Exercise brief:
Could you please retype the records exactly, minus their pictures?

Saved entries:
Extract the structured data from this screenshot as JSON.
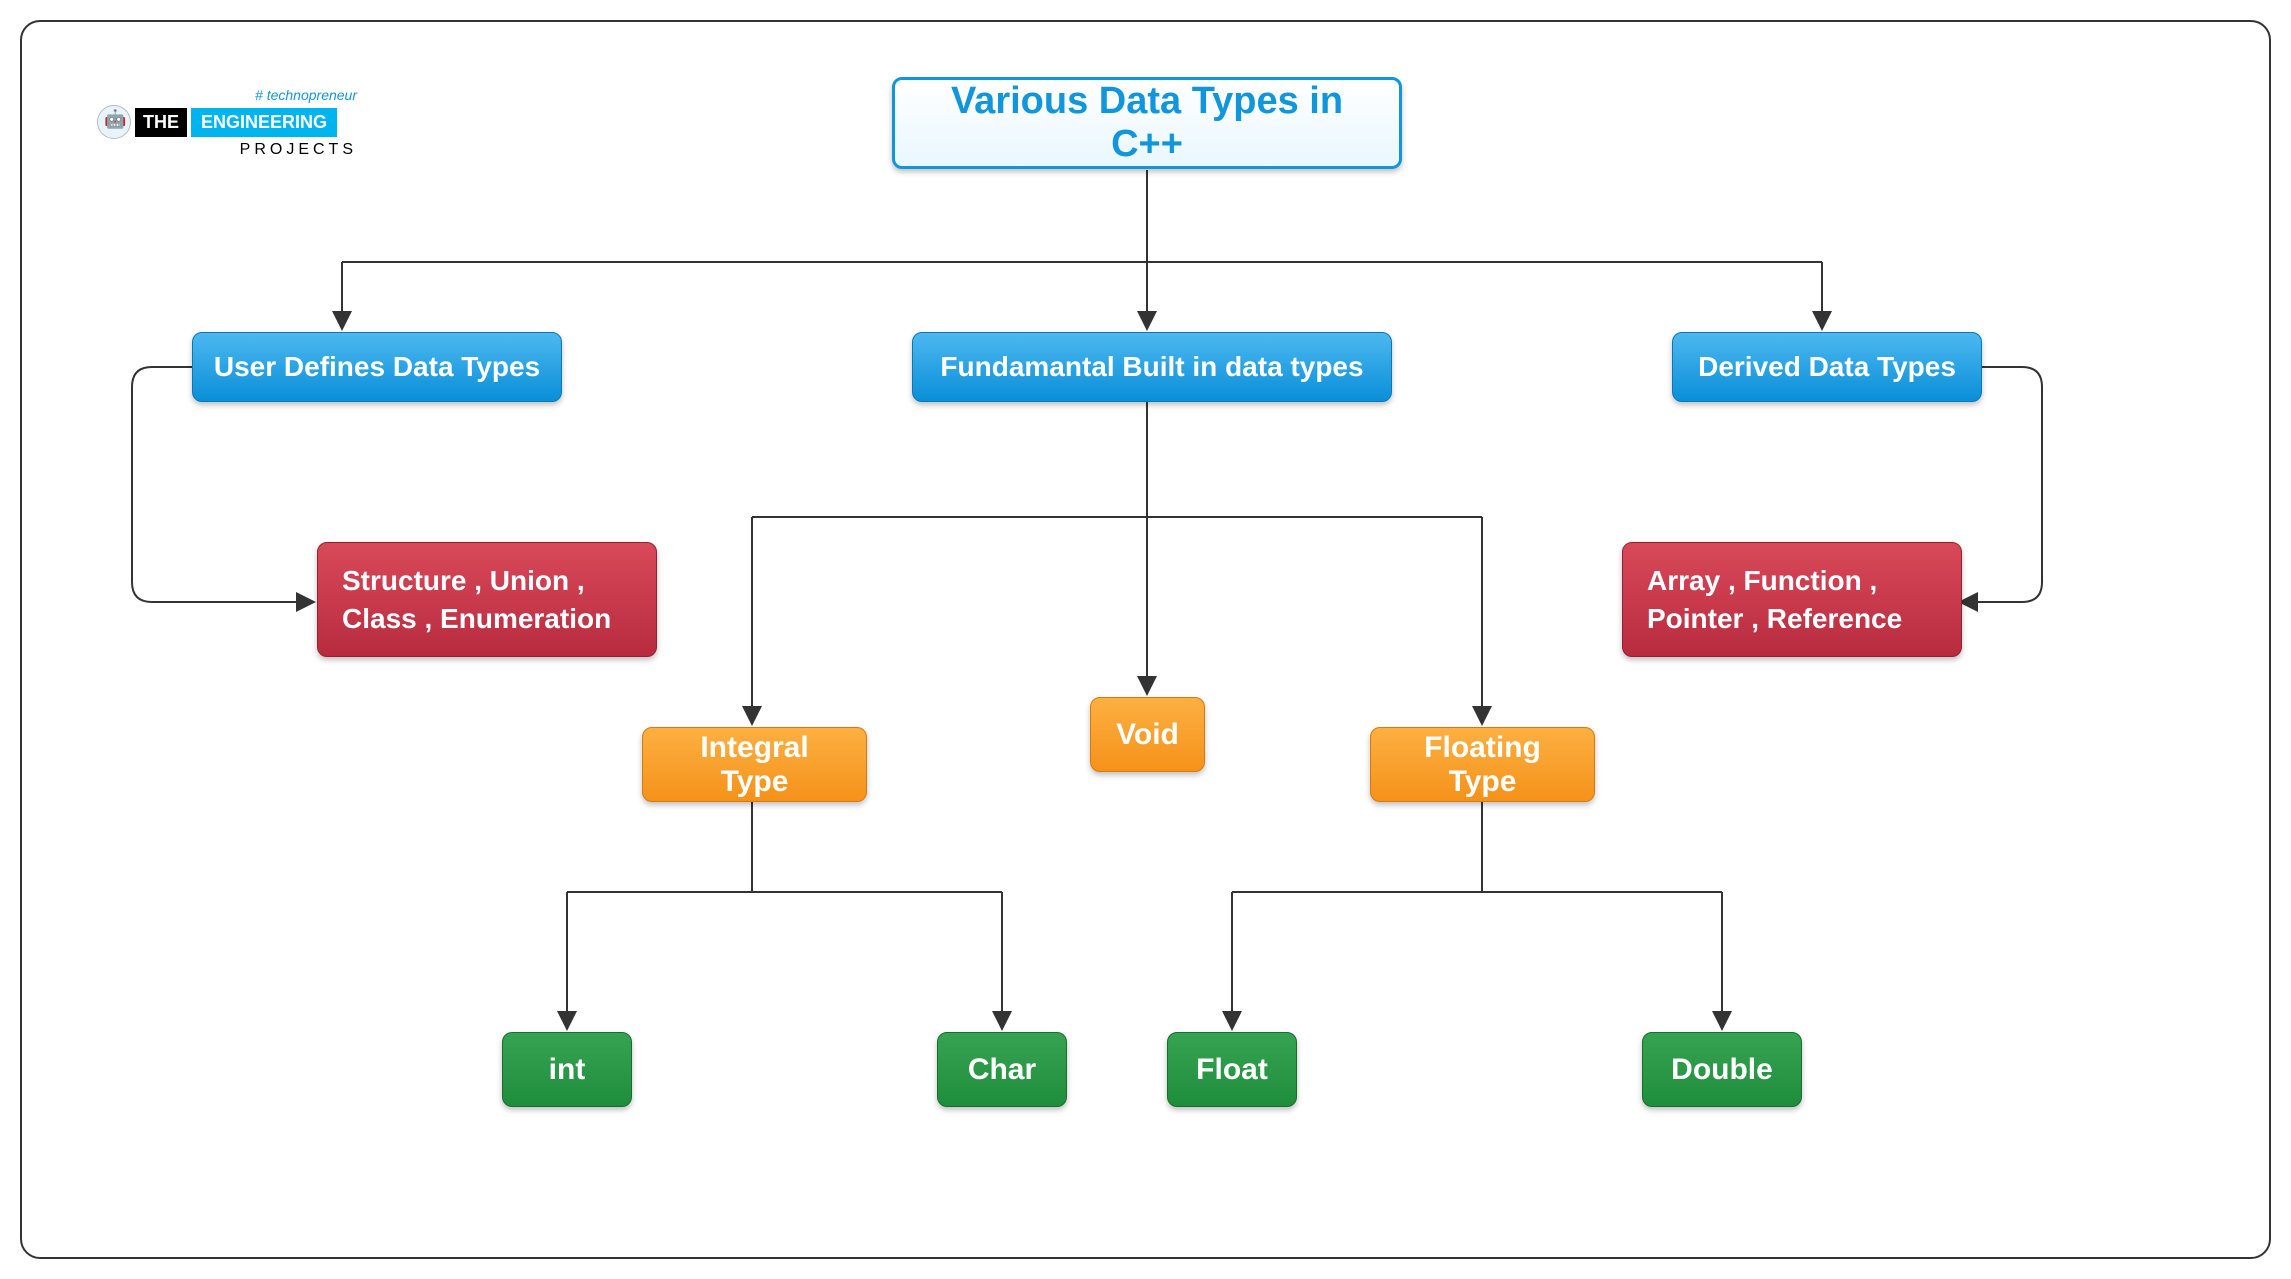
{
  "logo": {
    "tag": "# technopreneur",
    "the": "THE",
    "eng": "ENGINEERING",
    "projects": "PROJECTS"
  },
  "nodes": {
    "title": "Various Data Types in C++",
    "user": "User Defines Data Types",
    "fund": "Fundamantal Built in data types",
    "derived": "Derived Data Types",
    "user_items_l1": "Structure , Union ,",
    "user_items_l2": "Class , Enumeration",
    "derived_items_l1": "Array , Function ,",
    "derived_items_l2": "Pointer , Reference",
    "integral": "Integral Type",
    "void": "Void",
    "floating": "Floating Type",
    "int": "int",
    "char": "Char",
    "float": "Float",
    "double": "Double"
  },
  "chart_data": {
    "type": "tree",
    "title": "Various Data Types in C++",
    "root": {
      "label": "Various Data Types in C++",
      "children": [
        {
          "label": "User Defines Data Types",
          "color": "blue",
          "children": [
            {
              "label": "Structure , Union , Class , Enumeration",
              "color": "red"
            }
          ]
        },
        {
          "label": "Fundamantal Built in data types",
          "color": "blue",
          "children": [
            {
              "label": "Integral Type",
              "color": "orange",
              "children": [
                {
                  "label": "int",
                  "color": "green"
                },
                {
                  "label": "Char",
                  "color": "green"
                }
              ]
            },
            {
              "label": "Void",
              "color": "orange"
            },
            {
              "label": "Floating Type",
              "color": "orange",
              "children": [
                {
                  "label": "Float",
                  "color": "green"
                },
                {
                  "label": "Double",
                  "color": "green"
                }
              ]
            }
          ]
        },
        {
          "label": "Derived Data Types",
          "color": "blue",
          "children": [
            {
              "label": "Array , Function , Pointer , Reference",
              "color": "red"
            }
          ]
        }
      ]
    }
  }
}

Task solution:
Extract the structured data from this screenshot as JSON.
{
  "logo": {
    "tag": "# technopreneur",
    "the": "THE",
    "eng": "ENGINEERING",
    "projects": "PROJECTS"
  },
  "nodes": {
    "title": "Various Data Types in C++",
    "user": "User Defines Data Types",
    "fund": "Fundamantal Built in data types",
    "derived": "Derived Data Types",
    "user_items_l1": "Structure , Union ,",
    "user_items_l2": "Class , Enumeration",
    "derived_items_l1": "Array , Function ,",
    "derived_items_l2": "Pointer , Reference",
    "integral": "Integral Type",
    "void": "Void",
    "floating": "Floating Type",
    "int": "int",
    "char": "Char",
    "float": "Float",
    "double": "Double"
  },
  "chart_data": {
    "type": "tree",
    "title": "Various Data Types in C++",
    "root": {
      "label": "Various Data Types in C++",
      "children": [
        {
          "label": "User Defines Data Types",
          "color": "blue",
          "children": [
            {
              "label": "Structure , Union , Class , Enumeration",
              "color": "red"
            }
          ]
        },
        {
          "label": "Fundamantal Built in data types",
          "color": "blue",
          "children": [
            {
              "label": "Integral Type",
              "color": "orange",
              "children": [
                {
                  "label": "int",
                  "color": "green"
                },
                {
                  "label": "Char",
                  "color": "green"
                }
              ]
            },
            {
              "label": "Void",
              "color": "orange"
            },
            {
              "label": "Floating Type",
              "color": "orange",
              "children": [
                {
                  "label": "Float",
                  "color": "green"
                },
                {
                  "label": "Double",
                  "color": "green"
                }
              ]
            }
          ]
        },
        {
          "label": "Derived Data Types",
          "color": "blue",
          "children": [
            {
              "label": "Array , Function , Pointer , Reference",
              "color": "red"
            }
          ]
        }
      ]
    }
  }
}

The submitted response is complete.